As lead investigator Dr. Moe J. Lage told Reuters Health: “ADT is the hallmark strategy for prostate cancer patients with high risk of progressive disease or with advanced cancer, and we are still learning more about the metabolic consequences associated with this treatment.”
Dr. Lage of HealthMetrics Outcomes Research, LLC in Groton, Connecticut, and colleagues conducted a retrospective study using a claims database to compare 1231 prostate cancer patients treated with ADT with 7250 prostate cancer patients who did not undergo hormone treatment.
The team found that comorbidities, including hypertension and cardiovascular disease; demographic characteristics; prior statin use; and treatment with ADT all affected the probability of incident diabetes within 1 year.
After controlling for other factors, the estimated relative risk of incident diabetes associated with ADT was a significant 1.36.
“Future work should be conducted to examine the robustness of the results in other populations and for different time periods,” the investigators write in the December issue of Urology.

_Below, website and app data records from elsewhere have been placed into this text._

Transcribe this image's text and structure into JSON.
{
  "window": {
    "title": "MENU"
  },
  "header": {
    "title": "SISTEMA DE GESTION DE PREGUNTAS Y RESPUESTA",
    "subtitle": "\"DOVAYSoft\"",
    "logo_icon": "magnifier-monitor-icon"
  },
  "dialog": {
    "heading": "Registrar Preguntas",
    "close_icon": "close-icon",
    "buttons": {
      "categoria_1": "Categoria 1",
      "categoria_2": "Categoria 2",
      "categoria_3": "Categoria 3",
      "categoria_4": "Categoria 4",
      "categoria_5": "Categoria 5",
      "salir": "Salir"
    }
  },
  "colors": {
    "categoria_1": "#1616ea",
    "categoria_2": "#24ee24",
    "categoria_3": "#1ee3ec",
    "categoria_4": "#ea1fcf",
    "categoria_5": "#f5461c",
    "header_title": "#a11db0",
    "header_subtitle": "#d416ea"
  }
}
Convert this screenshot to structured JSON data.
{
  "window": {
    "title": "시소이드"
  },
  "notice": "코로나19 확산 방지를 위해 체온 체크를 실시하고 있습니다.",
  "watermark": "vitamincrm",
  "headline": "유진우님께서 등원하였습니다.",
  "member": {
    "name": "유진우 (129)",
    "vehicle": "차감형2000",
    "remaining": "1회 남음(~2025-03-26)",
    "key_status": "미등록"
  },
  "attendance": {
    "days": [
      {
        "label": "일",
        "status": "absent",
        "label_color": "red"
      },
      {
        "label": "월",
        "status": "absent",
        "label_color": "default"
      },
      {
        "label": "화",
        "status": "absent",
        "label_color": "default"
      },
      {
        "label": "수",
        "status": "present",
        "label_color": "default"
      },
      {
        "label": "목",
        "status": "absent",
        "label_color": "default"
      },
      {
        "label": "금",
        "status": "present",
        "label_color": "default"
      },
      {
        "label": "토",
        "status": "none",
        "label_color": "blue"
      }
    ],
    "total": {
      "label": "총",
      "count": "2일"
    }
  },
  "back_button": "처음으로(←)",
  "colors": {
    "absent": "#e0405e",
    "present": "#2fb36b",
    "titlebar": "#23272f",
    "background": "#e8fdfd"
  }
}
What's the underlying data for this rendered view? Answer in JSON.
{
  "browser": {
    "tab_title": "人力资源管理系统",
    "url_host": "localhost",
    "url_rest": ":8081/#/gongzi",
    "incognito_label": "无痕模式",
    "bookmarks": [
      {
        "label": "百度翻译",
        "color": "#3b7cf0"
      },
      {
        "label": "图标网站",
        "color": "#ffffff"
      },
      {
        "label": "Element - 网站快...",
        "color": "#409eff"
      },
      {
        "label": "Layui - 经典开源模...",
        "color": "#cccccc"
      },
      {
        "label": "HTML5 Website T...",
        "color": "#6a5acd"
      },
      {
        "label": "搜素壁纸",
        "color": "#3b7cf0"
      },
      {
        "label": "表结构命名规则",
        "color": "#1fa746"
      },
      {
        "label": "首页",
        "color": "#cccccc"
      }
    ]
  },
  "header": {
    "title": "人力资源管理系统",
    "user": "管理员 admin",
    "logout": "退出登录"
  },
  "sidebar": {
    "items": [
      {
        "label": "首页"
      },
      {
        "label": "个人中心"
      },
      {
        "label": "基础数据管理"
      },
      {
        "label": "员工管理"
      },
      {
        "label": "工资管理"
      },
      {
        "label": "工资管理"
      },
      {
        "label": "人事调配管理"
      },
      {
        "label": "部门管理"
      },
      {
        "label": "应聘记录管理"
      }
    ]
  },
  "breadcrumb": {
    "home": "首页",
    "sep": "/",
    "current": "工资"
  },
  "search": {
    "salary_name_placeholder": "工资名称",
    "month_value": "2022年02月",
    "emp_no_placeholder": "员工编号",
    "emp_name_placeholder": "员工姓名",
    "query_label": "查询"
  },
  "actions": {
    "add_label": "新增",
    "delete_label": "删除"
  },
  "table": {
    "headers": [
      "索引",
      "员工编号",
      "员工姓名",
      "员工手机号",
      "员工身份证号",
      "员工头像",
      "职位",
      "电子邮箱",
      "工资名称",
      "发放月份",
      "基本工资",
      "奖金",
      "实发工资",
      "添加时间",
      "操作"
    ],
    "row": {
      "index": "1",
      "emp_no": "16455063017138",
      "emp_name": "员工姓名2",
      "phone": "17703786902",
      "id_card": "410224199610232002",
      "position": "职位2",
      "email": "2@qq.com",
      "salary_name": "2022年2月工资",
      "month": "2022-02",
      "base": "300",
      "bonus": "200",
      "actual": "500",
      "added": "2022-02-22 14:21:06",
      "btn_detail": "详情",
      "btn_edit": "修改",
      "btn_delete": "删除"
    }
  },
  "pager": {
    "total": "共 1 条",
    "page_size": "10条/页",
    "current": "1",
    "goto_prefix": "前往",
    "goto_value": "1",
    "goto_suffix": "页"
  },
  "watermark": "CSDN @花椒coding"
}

Meanwhile, Dr. Lage added, “The metabolic effects including increased risk of diabetes and metabolic syndrome should be considered” when treating men with prostate cancer, “along with the other more commonly recognized effects such as hot flashes and decreased libido and physiologic effects such as increased bone loss and muscle wasting.”